The entries are to be given again in full. Every word must match.

* **EXERCISE MATERIAL**
- Opening Delimiter -
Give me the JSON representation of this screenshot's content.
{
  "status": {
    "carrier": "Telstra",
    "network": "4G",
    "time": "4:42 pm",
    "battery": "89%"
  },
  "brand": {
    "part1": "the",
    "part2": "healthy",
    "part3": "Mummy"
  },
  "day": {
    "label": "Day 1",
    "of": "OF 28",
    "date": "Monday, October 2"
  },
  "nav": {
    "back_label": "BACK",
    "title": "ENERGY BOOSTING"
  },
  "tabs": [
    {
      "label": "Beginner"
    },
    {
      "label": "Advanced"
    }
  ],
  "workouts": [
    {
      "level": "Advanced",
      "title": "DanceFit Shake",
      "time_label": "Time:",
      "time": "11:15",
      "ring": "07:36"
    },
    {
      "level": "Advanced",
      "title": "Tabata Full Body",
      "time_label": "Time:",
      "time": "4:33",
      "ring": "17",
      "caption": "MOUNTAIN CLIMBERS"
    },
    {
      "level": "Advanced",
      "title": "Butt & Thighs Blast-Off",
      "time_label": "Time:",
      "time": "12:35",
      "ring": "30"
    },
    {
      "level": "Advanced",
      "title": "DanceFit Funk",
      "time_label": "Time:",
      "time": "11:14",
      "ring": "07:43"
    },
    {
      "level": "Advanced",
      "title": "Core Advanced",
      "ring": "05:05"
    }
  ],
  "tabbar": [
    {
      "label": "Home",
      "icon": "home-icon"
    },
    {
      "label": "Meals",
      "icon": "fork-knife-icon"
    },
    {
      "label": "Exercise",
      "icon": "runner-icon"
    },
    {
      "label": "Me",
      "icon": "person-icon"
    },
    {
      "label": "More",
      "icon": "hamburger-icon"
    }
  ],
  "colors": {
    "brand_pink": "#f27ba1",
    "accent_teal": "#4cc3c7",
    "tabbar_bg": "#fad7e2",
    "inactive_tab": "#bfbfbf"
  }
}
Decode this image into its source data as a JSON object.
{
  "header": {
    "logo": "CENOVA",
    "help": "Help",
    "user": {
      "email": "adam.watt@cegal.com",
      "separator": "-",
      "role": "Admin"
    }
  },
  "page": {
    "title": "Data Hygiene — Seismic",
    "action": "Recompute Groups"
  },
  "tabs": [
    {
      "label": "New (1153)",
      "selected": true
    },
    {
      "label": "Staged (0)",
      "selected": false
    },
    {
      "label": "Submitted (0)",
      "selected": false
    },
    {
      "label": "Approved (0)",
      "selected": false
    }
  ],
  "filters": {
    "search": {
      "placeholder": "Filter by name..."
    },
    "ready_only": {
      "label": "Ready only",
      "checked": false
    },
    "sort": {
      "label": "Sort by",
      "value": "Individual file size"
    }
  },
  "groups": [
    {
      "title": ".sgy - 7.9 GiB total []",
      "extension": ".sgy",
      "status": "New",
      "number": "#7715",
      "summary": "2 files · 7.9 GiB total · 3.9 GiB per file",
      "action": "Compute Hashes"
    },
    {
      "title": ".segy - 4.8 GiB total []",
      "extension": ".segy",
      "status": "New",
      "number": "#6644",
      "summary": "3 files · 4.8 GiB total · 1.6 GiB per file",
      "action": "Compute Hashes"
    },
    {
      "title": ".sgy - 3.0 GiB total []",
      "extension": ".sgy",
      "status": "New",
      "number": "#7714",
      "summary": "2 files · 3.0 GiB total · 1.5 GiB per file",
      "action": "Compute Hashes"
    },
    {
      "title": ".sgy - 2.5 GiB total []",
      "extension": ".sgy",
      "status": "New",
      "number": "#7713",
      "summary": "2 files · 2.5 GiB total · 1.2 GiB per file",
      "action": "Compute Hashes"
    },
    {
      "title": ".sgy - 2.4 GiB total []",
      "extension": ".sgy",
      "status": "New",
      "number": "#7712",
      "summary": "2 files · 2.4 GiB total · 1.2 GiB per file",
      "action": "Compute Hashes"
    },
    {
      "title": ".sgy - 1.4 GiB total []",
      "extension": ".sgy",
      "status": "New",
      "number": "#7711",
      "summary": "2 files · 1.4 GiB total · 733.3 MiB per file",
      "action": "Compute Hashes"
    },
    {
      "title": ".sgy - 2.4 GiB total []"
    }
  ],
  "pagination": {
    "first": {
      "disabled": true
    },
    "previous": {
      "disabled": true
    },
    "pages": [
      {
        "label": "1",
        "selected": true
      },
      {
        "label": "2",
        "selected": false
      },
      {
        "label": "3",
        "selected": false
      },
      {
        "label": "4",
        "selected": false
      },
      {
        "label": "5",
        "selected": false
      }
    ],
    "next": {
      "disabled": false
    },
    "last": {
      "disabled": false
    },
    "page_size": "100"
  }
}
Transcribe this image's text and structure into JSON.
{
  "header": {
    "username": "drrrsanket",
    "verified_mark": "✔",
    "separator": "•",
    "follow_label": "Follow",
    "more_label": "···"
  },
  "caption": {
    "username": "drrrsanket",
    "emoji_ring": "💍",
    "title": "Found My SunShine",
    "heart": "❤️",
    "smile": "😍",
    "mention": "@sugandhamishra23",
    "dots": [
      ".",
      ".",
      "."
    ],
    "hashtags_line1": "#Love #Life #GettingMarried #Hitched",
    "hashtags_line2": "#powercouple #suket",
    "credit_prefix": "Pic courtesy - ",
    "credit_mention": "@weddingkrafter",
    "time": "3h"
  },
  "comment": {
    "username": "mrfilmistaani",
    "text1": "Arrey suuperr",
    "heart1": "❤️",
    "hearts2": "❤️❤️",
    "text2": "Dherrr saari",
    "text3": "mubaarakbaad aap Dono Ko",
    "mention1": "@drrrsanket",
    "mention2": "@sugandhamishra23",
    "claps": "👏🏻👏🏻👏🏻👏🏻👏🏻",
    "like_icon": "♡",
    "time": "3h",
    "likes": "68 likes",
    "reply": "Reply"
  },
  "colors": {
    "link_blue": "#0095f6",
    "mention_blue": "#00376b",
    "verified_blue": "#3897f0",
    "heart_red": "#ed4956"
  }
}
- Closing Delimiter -
* **ANSWER TO THE EXERCISE**
Give me the JSON representation of this screenshot's content.
{
  "status": {
    "carrier": "Telstra",
    "network": "4G",
    "time": "4:42 pm",
    "battery": "89%"
  },
  "brand": {
    "part1": "the",
    "part2": "healthy",
    "part3": "Mummy"
  },
  "day": {
    "label": "Day 1",
    "of": "OF 28",
    "date": "Monday, October 2"
  },
  "nav": {
    "back_label": "BACK",
    "title": "ENERGY BOOSTING"
  },
  "tabs": [
    {
      "label": "Beginner"
    },
    {
      "label": "Advanced"
    }
  ],
  "workouts": [
    {
      "level": "Advanced",
      "title": "DanceFit Shake",
      "time_label": "Time:",
      "time": "11:15",
      "ring": "07:36"
    },
    {
      "level": "Advanced",
      "title": "Tabata Full Body",
      "time_label": "Time:",
      "time": "4:33",
      "ring": "17",
      "caption": "MOUNTAIN CLIMBERS"
    },
    {
      "level": "Advanced",
      "title": "Butt & Thighs Blast-Off",
      "time_label": "Time:",
      "time": "12:35",
      "ring": "30"
    },
    {
      "level": "Advanced",
      "title": "DanceFit Funk",
      "time_label": "Time:",
      "time": "11:14",
      "ring": "07:43"
    },
    {
      "level": "Advanced",
      "title": "Core Advanced",
      "ring": "05:05"
    }
  ],
  "tabbar": [
    {
      "label": "Home",
      "icon": "home-icon"
    },
    {
      "label": "Meals",
      "icon": "fork-knife-icon"
    },
    {
      "label": "Exercise",
      "icon": "runner-icon"
    },
    {
      "label": "Me",
      "icon": "person-icon"
    },
    {
      "label": "More",
      "icon": "hamburger-icon"
    }
  ],
  "colors": {
    "brand_pink": "#f27ba1",
    "accent_teal": "#4cc3c7",
    "tabbar_bg": "#fad7e2",
    "inactive_tab": "#bfbfbf"
  }
}
Decode this image into its source data as a JSON object.
{
  "header": {
    "logo": "CENOVA",
    "help": "Help",
    "user": {
      "email": "adam.watt@cegal.com",
      "separator": "-",
      "role": "Admin"
    }
  },
  "page": {
    "title": "Data Hygiene — Seismic",
    "action": "Recompute Groups"
  },
  "tabs": [
    {
      "label": "New (1153)",
      "selected": true
    },
    {
      "label": "Staged (0)",
      "selected": false
    },
    {
      "label": "Submitted (0)",
      "selected": false
    },
    {
      "label": "Approved (0)",
      "selected": false
    }
  ],
  "filters": {
    "search": {
      "placeholder": "Filter by name..."
    },
    "ready_only": {
      "label": "Ready only",
      "checked": false
    },
    "sort": {
      "label": "Sort by",
      "value": "Individual file size"
    }
  },
  "groups": [
    {
      "title": ".sgy - 7.9 GiB total []",
      "extension": ".sgy",
      "status": "New",
      "number": "#7715",
      "summary": "2 files · 7.9 GiB total · 3.9 GiB per file",
      "action": "Compute Hashes"
    },
    {
      "title": ".segy - 4.8 GiB total []",
      "extension": ".segy",
      "status": "New",
      "number": "#6644",
      "summary": "3 files · 4.8 GiB total · 1.6 GiB per file",
      "action": "Compute Hashes"
    },
    {
      "title": ".sgy - 3.0 GiB total []",
      "extension": ".sgy",
      "status": "New",
      "number": "#7714",
      "summary": "2 files · 3.0 GiB total · 1.5 GiB per file",
      "action": "Compute Hashes"
    },
    {
      "title": ".sgy - 2.5 GiB total []",
      "extension": ".sgy",
      "status": "New",
      "number": "#7713",
      "summary": "2 files · 2.5 GiB total · 1.2 GiB per file",
      "action": "Compute Hashes"
    },
    {
      "title": ".sgy - 2.4 GiB total []",
      "extension": ".sgy",
      "status": "New",
      "number": "#7712",
      "summary": "2 files · 2.4 GiB total · 1.2 GiB per file",
      "action": "Compute Hashes"
    },
    {
      "title": ".sgy - 1.4 GiB total []",
      "extension": ".sgy",
      "status": "New",
      "number": "#7711",
      "summary": "2 files · 1.4 GiB total · 733.3 MiB per file",
      "action": "Compute Hashes"
    },
    {
      "title": ".sgy - 2.4 GiB total []"
    }
  ],
  "pagination": {
    "first": {
      "disabled": true
    },
    "previous": {
      "disabled": true
    },
    "pages": [
      {
        "label": "1",
        "selected": true
      },
      {
        "label": "2",
        "selected": false
      },
      {
        "label": "3",
        "selected": false
      },
      {
        "label": "4",
        "selected": false
      },
      {
        "label": "5",
        "selected": false
      }
    ],
    "next": {
      "disabled": false
    },
    "last": {
      "disabled": false
    },
    "page_size": "100"
  }
}
Transcribe this image's text and structure into JSON.
{
  "header": {
    "username": "drrrsanket",
    "verified_mark": "✔",
    "separator": "•",
    "follow_label": "Follow",
    "more_label": "···"
  },
  "caption": {
    "username": "drrrsanket",
    "emoji_ring": "💍",
    "title": "Found My SunShine",
    "heart": "❤️",
    "smile": "😍",
    "mention": "@sugandhamishra23",
    "dots": [
      ".",
      ".",
      "."
    ],
    "hashtags_line1": "#Love #Life #GettingMarried #Hitched",
    "hashtags_line2": "#powercouple #suket",
    "credit_prefix": "Pic courtesy - ",
    "credit_mention": "@weddingkrafter",
    "time": "3h"
  },
  "comment": {
    "username": "mrfilmistaani",
    "text1": "Arrey suuperr",
    "heart1": "❤️",
    "hearts2": "❤️❤️",
    "text2": "Dherrr saari",
    "text3": "mubaarakbaad aap Dono Ko",
    "mention1": "@drrrsanket",
    "mention2": "@sugandhamishra23",
    "claps": "👏🏻👏🏻👏🏻👏🏻👏🏻",
    "like_icon": "♡",
    "time": "3h",
    "likes": "68 likes",
    "reply": "Reply"
  },
  "colors": {
    "link_blue": "#0095f6",
    "mention_blue": "#00376b",
    "verified_blue": "#3897f0",
    "heart_red": "#ed4956"
  }
}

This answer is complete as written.